■ **SOURCE DATA**
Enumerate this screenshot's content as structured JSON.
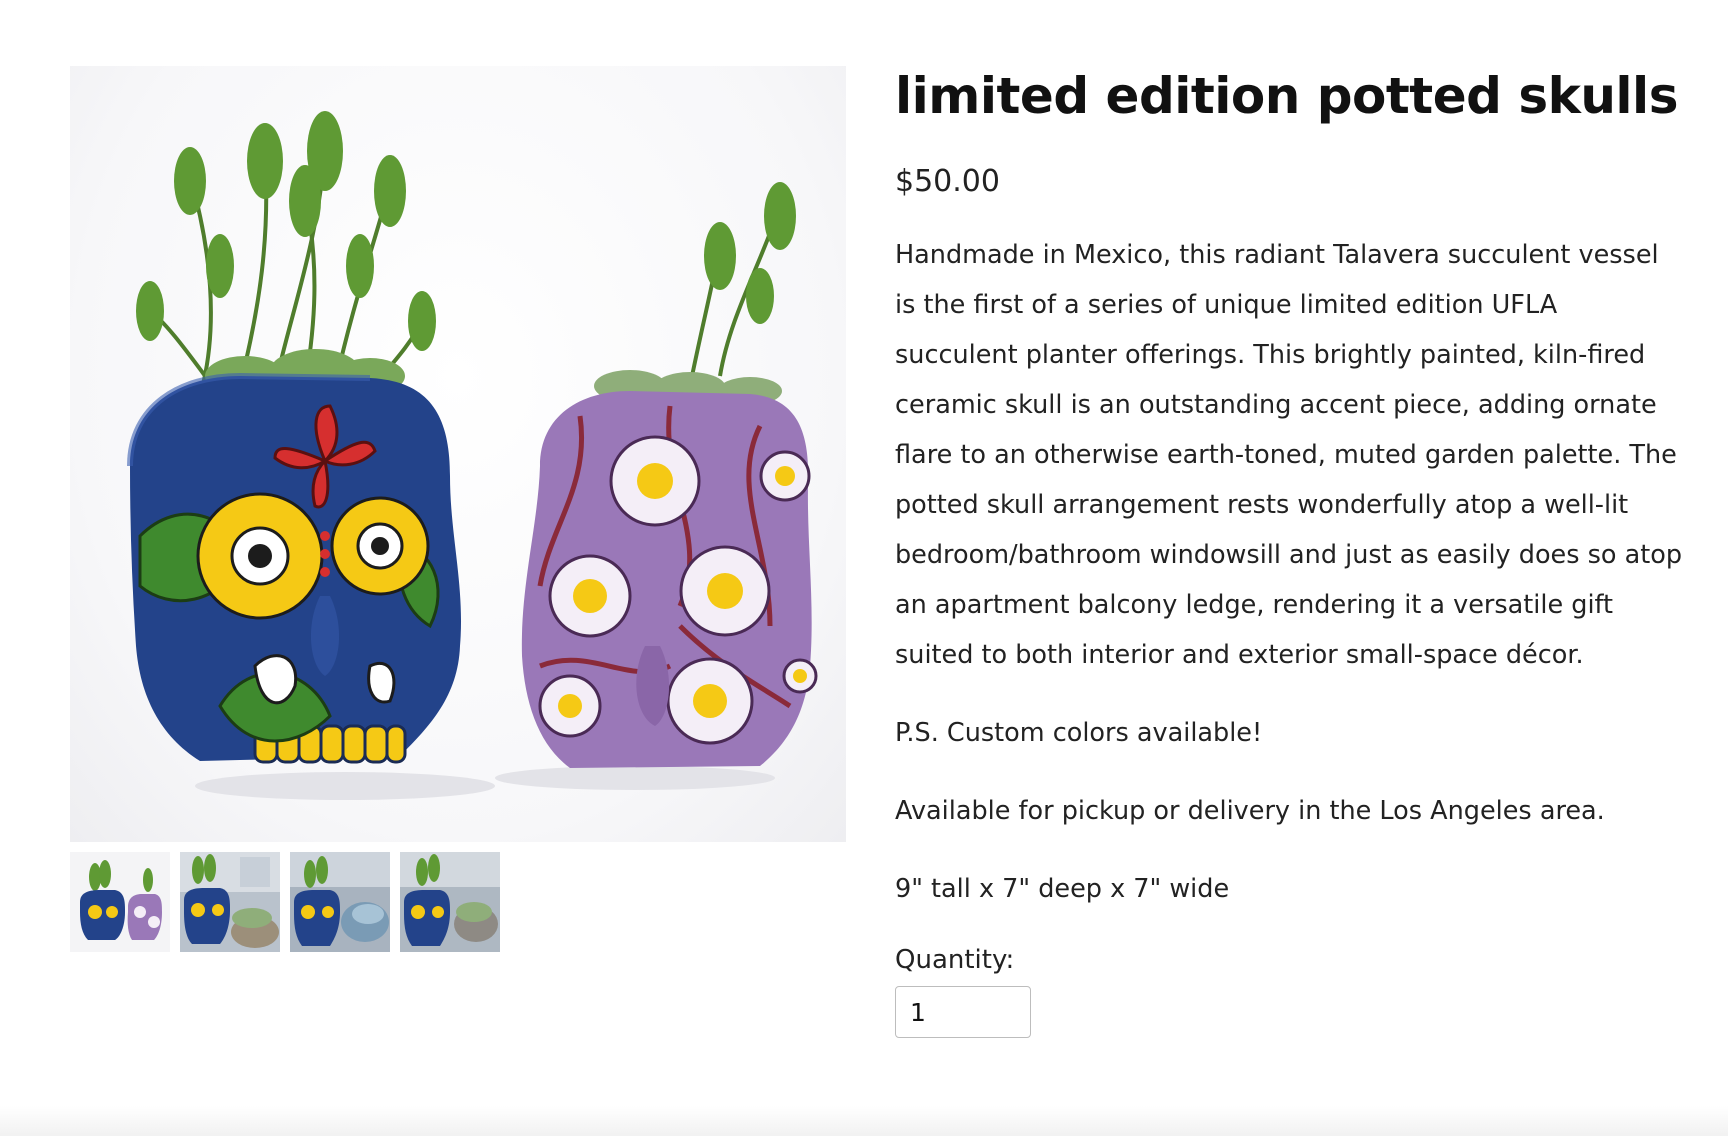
{
  "product": {
    "title": "limited edition potted skulls",
    "price": "$50.00",
    "description": "Handmade in Mexico, this radiant Talavera succulent vessel is the first of a series of unique limited edition UFLA succulent planter offerings. This brightly painted, kiln-fired ceramic skull is an outstanding accent piece, adding ornate flare to an otherwise earth-toned, muted garden palette. The potted skull arrangement rests wonderfully atop a well-lit bedroom/bathroom windowsill and just as easily does so atop an apartment balcony ledge, rendering it a versatile gift suited to both interior and exterior small-space décor.",
    "note": "P.S. Custom colors available!",
    "availability": "Available for pickup or delivery in the Los Angeles area.",
    "dimensions": "9\" tall x 7\" deep x 7\" wide",
    "quantity_label": "Quantity:",
    "quantity_value": "1"
  },
  "gallery": {
    "main_image": "photo of blue and purple talavera skull planters with succulents",
    "thumbnails": [
      {
        "name": "thumbnail-1"
      },
      {
        "name": "thumbnail-2"
      },
      {
        "name": "thumbnail-3"
      },
      {
        "name": "thumbnail-4"
      }
    ]
  },
  "colors": {
    "blue_skull": "#23438a",
    "purple_skull": "#9a78b8",
    "sunflower": "#f5c915",
    "leaf_green": "#3f8a2e"
  }
}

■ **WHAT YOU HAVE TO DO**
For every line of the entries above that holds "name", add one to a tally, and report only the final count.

■ **RESULT OF THE EXERCISE**
4